On the surface, the topic would appear unusual for a mathematics teacher. However, as Dr. Funfar explains, his commitment to students goes well beyond numbers and equations.
“I have always appreciated that while teaching content is important, it is not everything that a teacher must address in their classroom,” he said. “Students cannot learn the content if they have significant stressors present either inside or out of school. Often these stressors include traumatic experiences or events in their lives, so it is important to address how to manage trauma and focus on the whole child.”
His research for the chapter has spurred some significant changes to his approach in the classroom this year.
“Every day my students and I go through a ‘practice of presence’ (POP) at the start of class, encouraging students to become more present in the moment,” he said. “This happens even on days students take assessments to help them develop mindfulness, which can be used as intervention to address the psychological and physical symptoms of trauma.”
In addition to teaching mathematics, Dr. Funfar helps to lead the high school’s Junior Mentor Program, which empowers students in grade 11 to assist ninth graders with the transition from middle school to high school.
“This work has only reinforced the importance of the mission of the junior mentor program to build relationships, foster genuine concern, and promote student success for our ninth-graders,” he said. “Relationship building in particular is vital for trauma-affected students because without a sense of belonging, students often cannot develop the skills to effectively manage their emotions in a healthy way.”
Given the ongoing challenges of living through a global pandemic, Dr. Funfar’s research and writing are incredibly relevant.
“With the COVID-19 pandemic, it can be argued that everyone has experienced a shared traumatic event,” Dr. Funfar said. “The trauma can be smaller (e.g., not seeing as many friends, not sitting directly next to your friends during lunch, etc.) or much larger (e.g., loss of a loved one, isolation due to significant health concerns, etc.). With that being said, it is incredibly important that K-12 education does not just acknowledge the trauma caused by COVID-19, but actively engages in helping all members of the educational community manage it in a healthy manner.”
While the pandemic has created numerous challenges and struggles, Dr. Funfar offers that there are opportunities for growth and healing.
“Trauma is often viewed from a deficit perspective or a problem that has to be fixed. In reality, more recent research suggests that when addressed in a healthy manner, trauma can be used as an opportunity to learn, grow, and heal,” Dr. Funfar said. “I am very proud to work in a district that values the whole child and with colleagues who care deeply about their students' well-being.”
Dr. Funfar, who joined the Upper St. Clair High School faculty in 2007, holds a bachelor’s degree in mathematics along with minors in physics and religious studies from Saint Vincent College. He earned a master's degree in instructional leadership as well as a doctorate in instructional management and leadership from Robert Morris University.
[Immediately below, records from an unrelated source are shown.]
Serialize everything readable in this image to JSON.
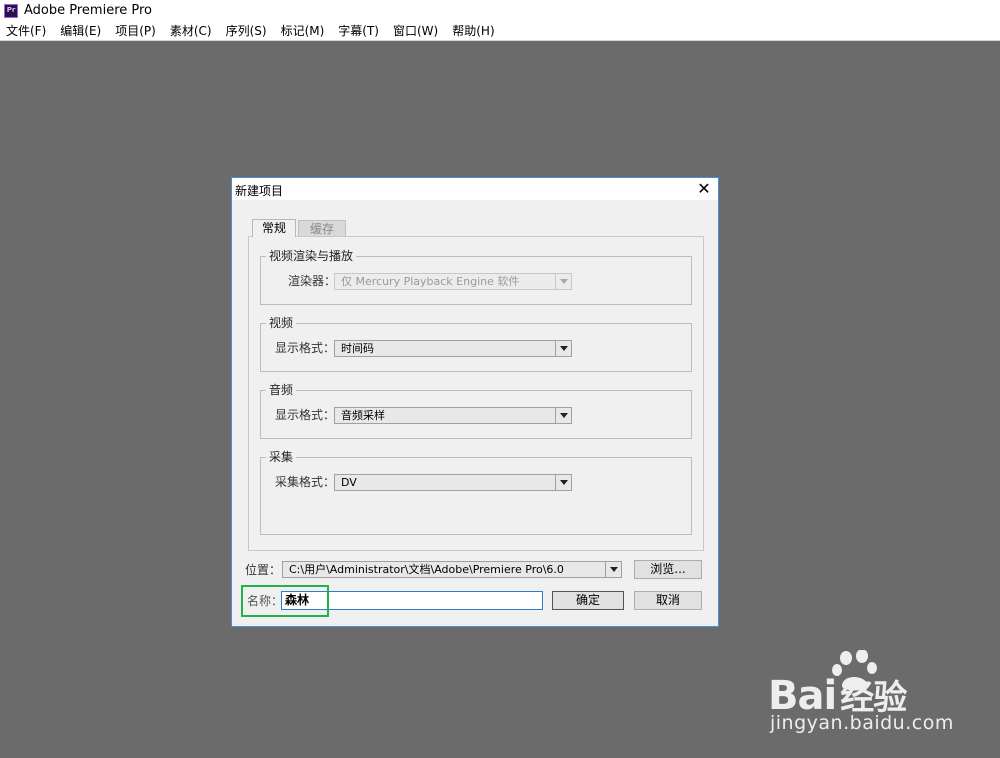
{
  "app": {
    "logo_text": "Pr",
    "title": "Adobe Premiere Pro"
  },
  "menu": [
    "文件(F)",
    "编辑(E)",
    "项目(P)",
    "素材(C)",
    "序列(S)",
    "标记(M)",
    "字幕(T)",
    "窗口(W)",
    "帮助(H)"
  ],
  "dialog": {
    "title": "新建项目",
    "close": "✕",
    "tabs": {
      "general": "常规",
      "cache": "缓存"
    },
    "render_group": {
      "title": "视频渲染与播放",
      "renderer_label": "渲染器：",
      "renderer_value": "仅 Mercury Playback Engine 软件"
    },
    "video_group": {
      "title": "视频",
      "format_label": "显示格式：",
      "format_value": "时间码"
    },
    "audio_group": {
      "title": "音频",
      "format_label": "显示格式：",
      "format_value": "音频采样"
    },
    "capture_group": {
      "title": "采集",
      "format_label": "采集格式：",
      "format_value": "DV"
    },
    "location": {
      "label": "位置：",
      "value": "C:\\用户\\Administrator\\文档\\Adobe\\Premiere Pro\\6.0",
      "browse": "浏览..."
    },
    "name": {
      "label": "名称：",
      "value": "森林"
    },
    "ok": "确定",
    "cancel": "取消"
  },
  "watermark": {
    "brand": "Bai",
    "brand_cn": "经验",
    "url": "jingyan.baidu.com"
  },
  "colors": {
    "background": "#6b6b6b",
    "dialog_border": "#4a8fd6",
    "highlight": "#22b14c",
    "app_logo": "#2a1147"
  }
}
“Not only am I proud of Mike's scholarship, but I am particularly excited about the relevance of this content to our pandemic response to children's school experiences,” Dr. Timothy Wagner, Upper St. Clair High School principal, said.